• _WORK TO COMPLETE_:
Establish the number of lines below that contain the string "КАМБОДЖА". State that number alone.

(Beginning of DATASET ENTRIES)

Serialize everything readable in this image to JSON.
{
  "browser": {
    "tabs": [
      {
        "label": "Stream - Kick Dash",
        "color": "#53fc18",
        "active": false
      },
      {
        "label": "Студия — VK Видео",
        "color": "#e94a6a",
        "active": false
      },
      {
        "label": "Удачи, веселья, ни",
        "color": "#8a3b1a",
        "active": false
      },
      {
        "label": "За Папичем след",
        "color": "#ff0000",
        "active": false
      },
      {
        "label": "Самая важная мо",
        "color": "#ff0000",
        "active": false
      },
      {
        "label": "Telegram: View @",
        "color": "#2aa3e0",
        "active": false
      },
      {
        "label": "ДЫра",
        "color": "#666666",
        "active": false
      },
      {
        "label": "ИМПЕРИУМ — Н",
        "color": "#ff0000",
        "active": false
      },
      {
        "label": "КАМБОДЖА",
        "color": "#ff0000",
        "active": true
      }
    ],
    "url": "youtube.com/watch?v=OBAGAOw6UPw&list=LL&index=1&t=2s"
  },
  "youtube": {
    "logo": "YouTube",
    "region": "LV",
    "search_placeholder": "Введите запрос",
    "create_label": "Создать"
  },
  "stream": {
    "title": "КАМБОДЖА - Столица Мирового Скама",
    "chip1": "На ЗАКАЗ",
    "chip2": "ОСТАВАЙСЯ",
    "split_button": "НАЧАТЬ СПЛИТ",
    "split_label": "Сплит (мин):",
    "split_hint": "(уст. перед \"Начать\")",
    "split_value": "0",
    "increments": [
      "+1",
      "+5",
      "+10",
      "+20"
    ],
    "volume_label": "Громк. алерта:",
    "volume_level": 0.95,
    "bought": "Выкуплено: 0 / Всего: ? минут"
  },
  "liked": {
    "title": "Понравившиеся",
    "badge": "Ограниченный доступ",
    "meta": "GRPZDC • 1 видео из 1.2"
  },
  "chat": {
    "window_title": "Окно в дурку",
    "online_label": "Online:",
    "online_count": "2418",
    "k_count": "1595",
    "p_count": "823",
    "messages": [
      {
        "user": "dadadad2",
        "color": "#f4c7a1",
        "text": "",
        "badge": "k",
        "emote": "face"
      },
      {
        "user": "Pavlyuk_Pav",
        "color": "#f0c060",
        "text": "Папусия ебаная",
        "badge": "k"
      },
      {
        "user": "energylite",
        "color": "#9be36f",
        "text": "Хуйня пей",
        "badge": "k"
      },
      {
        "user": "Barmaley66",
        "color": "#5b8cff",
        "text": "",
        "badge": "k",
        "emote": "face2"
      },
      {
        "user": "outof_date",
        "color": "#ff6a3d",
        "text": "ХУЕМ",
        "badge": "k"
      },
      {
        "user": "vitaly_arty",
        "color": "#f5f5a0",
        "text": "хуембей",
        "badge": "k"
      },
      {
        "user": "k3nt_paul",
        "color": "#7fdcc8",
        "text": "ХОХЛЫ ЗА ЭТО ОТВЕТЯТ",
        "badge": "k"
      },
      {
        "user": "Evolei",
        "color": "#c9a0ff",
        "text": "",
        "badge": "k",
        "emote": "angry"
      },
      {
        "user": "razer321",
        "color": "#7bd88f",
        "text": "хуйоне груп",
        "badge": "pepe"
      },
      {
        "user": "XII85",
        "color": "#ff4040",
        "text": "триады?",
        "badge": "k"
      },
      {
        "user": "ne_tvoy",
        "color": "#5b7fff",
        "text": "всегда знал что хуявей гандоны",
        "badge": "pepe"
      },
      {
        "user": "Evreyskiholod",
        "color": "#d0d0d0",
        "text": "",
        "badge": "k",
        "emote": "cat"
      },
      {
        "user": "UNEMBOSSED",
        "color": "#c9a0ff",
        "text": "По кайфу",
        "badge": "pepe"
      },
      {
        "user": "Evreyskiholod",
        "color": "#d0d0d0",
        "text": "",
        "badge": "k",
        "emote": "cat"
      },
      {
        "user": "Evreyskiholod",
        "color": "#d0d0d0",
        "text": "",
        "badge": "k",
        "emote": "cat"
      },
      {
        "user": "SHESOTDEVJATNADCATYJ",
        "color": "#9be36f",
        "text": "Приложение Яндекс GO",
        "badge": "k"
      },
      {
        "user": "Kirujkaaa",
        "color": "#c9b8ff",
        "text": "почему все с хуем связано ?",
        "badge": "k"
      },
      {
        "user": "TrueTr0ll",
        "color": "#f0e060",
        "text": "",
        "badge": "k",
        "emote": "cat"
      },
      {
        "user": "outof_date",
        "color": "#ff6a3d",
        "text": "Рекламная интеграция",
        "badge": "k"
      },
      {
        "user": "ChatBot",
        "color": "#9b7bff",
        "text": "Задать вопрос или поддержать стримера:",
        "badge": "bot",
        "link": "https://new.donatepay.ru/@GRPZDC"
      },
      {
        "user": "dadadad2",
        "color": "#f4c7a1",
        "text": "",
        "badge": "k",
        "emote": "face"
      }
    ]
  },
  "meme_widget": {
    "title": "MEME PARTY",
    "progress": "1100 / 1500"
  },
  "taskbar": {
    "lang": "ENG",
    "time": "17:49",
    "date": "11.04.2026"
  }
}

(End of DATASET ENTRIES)

• _RESPONSE TO THIS EXERCISE_:
2